WHAT THE TASK ASKS:
Nothing but the data itself, reproduced exactly, is the expected answer.

+--

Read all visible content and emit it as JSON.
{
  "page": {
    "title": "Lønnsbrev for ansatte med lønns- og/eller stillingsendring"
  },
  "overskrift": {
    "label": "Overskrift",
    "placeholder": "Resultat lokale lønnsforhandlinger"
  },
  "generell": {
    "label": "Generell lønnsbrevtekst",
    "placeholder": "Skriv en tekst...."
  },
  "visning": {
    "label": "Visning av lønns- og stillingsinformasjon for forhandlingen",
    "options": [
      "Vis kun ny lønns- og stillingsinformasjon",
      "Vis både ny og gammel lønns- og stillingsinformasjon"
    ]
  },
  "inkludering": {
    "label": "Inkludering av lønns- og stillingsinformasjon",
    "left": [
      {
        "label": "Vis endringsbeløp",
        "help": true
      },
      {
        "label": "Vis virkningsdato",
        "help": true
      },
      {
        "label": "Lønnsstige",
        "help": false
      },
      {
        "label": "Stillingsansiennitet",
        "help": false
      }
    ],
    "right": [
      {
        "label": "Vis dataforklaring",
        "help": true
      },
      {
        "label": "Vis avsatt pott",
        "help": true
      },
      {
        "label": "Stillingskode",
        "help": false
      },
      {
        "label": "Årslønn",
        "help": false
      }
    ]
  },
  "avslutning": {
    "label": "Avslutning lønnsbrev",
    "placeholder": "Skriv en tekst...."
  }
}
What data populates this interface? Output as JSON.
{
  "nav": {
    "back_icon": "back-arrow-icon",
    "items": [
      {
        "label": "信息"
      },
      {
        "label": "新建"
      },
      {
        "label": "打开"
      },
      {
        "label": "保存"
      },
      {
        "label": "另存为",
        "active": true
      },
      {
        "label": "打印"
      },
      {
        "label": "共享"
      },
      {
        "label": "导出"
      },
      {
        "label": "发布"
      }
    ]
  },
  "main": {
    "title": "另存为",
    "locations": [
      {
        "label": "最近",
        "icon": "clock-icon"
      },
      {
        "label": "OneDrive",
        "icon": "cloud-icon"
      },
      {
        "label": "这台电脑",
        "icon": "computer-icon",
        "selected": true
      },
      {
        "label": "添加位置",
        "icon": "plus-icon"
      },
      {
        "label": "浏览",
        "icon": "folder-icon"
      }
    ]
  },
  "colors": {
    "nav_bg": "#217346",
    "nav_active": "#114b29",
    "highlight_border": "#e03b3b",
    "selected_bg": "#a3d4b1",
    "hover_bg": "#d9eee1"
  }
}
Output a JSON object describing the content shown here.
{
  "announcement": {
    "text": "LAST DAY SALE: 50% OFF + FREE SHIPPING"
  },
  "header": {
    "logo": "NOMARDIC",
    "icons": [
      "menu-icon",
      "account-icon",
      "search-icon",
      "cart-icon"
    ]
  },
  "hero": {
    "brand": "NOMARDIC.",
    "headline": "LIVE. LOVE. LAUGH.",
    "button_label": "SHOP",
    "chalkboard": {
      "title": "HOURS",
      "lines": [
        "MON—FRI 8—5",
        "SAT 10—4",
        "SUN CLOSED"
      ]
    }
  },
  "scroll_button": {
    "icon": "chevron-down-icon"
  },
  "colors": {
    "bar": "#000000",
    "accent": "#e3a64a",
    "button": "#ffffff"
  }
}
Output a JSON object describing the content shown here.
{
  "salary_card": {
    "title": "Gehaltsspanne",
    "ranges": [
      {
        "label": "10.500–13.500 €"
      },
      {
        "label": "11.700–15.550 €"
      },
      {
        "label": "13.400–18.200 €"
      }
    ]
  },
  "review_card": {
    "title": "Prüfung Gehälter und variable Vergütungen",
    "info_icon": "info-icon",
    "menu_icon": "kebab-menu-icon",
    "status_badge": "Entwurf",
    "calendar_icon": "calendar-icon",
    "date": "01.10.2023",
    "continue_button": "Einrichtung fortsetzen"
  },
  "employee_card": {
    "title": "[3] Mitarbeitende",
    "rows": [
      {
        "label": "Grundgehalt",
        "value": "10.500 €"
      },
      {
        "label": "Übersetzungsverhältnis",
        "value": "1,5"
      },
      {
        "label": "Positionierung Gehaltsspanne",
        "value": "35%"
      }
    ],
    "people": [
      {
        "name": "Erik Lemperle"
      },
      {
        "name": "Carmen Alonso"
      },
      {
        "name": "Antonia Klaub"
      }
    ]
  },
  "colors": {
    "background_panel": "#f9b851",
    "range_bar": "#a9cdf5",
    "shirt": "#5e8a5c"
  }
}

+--

TASK RESPONSE:
Read all visible content and emit it as JSON.
{
  "page": {
    "title": "Lønnsbrev for ansatte med lønns- og/eller stillingsendring"
  },
  "overskrift": {
    "label": "Overskrift",
    "placeholder": "Resultat lokale lønnsforhandlinger"
  },
  "generell": {
    "label": "Generell lønnsbrevtekst",
    "placeholder": "Skriv en tekst...."
  },
  "visning": {
    "label": "Visning av lønns- og stillingsinformasjon for forhandlingen",
    "options": [
      "Vis kun ny lønns- og stillingsinformasjon",
      "Vis både ny og gammel lønns- og stillingsinformasjon"
    ]
  },
  "inkludering": {
    "label": "Inkludering av lønns- og stillingsinformasjon",
    "left": [
      {
        "label": "Vis endringsbeløp",
        "help": true
      },
      {
        "label": "Vis virkningsdato",
        "help": true
      },
      {
        "label": "Lønnsstige",
        "help": false
      },
      {
        "label": "Stillingsansiennitet",
        "help": false
      }
    ],
    "right": [
      {
        "label": "Vis dataforklaring",
        "help": true
      },
      {
        "label": "Vis avsatt pott",
        "help": true
      },
      {
        "label": "Stillingskode",
        "help": false
      },
      {
        "label": "Årslønn",
        "help": false
      }
    ]
  },
  "avslutning": {
    "label": "Avslutning lønnsbrev",
    "placeholder": "Skriv en tekst...."
  }
}
What data populates this interface? Output as JSON.
{
  "nav": {
    "back_icon": "back-arrow-icon",
    "items": [
      {
        "label": "信息"
      },
      {
        "label": "新建"
      },
      {
        "label": "打开"
      },
      {
        "label": "保存"
      },
      {
        "label": "另存为",
        "active": true
      },
      {
        "label": "打印"
      },
      {
        "label": "共享"
      },
      {
        "label": "导出"
      },
      {
        "label": "发布"
      }
    ]
  },
  "main": {
    "title": "另存为",
    "locations": [
      {
        "label": "最近",
        "icon": "clock-icon"
      },
      {
        "label": "OneDrive",
        "icon": "cloud-icon"
      },
      {
        "label": "这台电脑",
        "icon": "computer-icon",
        "selected": true
      },
      {
        "label": "添加位置",
        "icon": "plus-icon"
      },
      {
        "label": "浏览",
        "icon": "folder-icon"
      }
    ]
  },
  "colors": {
    "nav_bg": "#217346",
    "nav_active": "#114b29",
    "highlight_border": "#e03b3b",
    "selected_bg": "#a3d4b1",
    "hover_bg": "#d9eee1"
  }
}
Output a JSON object describing the content shown here.
{
  "announcement": {
    "text": "LAST DAY SALE: 50% OFF + FREE SHIPPING"
  },
  "header": {
    "logo": "NOMARDIC",
    "icons": [
      "menu-icon",
      "account-icon",
      "search-icon",
      "cart-icon"
    ]
  },
  "hero": {
    "brand": "NOMARDIC.",
    "headline": "LIVE. LOVE. LAUGH.",
    "button_label": "SHOP",
    "chalkboard": {
      "title": "HOURS",
      "lines": [
        "MON—FRI 8—5",
        "SAT 10—4",
        "SUN CLOSED"
      ]
    }
  },
  "scroll_button": {
    "icon": "chevron-down-icon"
  },
  "colors": {
    "bar": "#000000",
    "accent": "#e3a64a",
    "button": "#ffffff"
  }
}
Output a JSON object describing the content shown here.
{
  "salary_card": {
    "title": "Gehaltsspanne",
    "ranges": [
      {
        "label": "10.500–13.500 €"
      },
      {
        "label": "11.700–15.550 €"
      },
      {
        "label": "13.400–18.200 €"
      }
    ]
  },
  "review_card": {
    "title": "Prüfung Gehälter und variable Vergütungen",
    "info_icon": "info-icon",
    "menu_icon": "kebab-menu-icon",
    "status_badge": "Entwurf",
    "calendar_icon": "calendar-icon",
    "date": "01.10.2023",
    "continue_button": "Einrichtung fortsetzen"
  },
  "employee_card": {
    "title": "[3] Mitarbeitende",
    "rows": [
      {
        "label": "Grundgehalt",
        "value": "10.500 €"
      },
      {
        "label": "Übersetzungsverhältnis",
        "value": "1,5"
      },
      {
        "label": "Positionierung Gehaltsspanne",
        "value": "35%"
      }
    ],
    "people": [
      {
        "name": "Erik Lemperle"
      },
      {
        "name": "Carmen Alonso"
      },
      {
        "name": "Antonia Klaub"
      }
    ]
  },
  "colors": {
    "background_panel": "#f9b851",
    "range_bar": "#a9cdf5",
    "shirt": "#5e8a5c"
  }
}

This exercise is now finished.